HOW TO COMPLETE THIS TASK:
Show each line of the data below that has the string "title" in it.

Stored items:
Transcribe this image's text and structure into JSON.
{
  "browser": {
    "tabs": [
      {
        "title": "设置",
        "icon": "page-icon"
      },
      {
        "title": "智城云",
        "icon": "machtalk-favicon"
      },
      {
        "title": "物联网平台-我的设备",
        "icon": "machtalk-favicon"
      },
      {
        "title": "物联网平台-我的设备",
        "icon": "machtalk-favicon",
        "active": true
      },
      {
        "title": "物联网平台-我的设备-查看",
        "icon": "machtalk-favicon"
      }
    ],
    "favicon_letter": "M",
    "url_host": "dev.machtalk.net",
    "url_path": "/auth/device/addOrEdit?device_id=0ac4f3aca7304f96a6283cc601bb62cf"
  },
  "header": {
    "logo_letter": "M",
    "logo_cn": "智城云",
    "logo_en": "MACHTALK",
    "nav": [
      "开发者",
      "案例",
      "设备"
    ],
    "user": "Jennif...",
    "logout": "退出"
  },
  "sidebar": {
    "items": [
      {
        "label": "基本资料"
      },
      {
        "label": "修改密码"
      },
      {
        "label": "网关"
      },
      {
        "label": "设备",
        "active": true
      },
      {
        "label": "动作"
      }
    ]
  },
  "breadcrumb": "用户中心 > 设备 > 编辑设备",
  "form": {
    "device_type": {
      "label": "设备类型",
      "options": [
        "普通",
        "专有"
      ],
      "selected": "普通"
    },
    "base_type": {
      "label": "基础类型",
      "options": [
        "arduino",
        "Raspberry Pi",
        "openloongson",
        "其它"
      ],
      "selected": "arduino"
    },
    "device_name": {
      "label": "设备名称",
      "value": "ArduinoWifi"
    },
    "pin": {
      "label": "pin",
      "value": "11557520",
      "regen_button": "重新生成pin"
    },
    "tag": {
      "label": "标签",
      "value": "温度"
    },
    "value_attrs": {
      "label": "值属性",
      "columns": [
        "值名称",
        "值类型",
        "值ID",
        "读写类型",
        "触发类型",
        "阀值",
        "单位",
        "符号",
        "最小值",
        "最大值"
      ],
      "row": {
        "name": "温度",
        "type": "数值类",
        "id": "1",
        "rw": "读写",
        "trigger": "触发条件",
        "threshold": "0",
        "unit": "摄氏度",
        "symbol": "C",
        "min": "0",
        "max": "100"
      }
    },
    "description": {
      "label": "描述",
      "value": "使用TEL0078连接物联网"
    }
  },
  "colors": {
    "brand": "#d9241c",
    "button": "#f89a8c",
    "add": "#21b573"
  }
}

ANSWER SECTION:
        "title": "设置",
        "title": "智城云",
        "title": "物联网平台-我的设备",
        "title": "物联网平台-我的设备",
        "title": "物联网平台-我的设备-查看",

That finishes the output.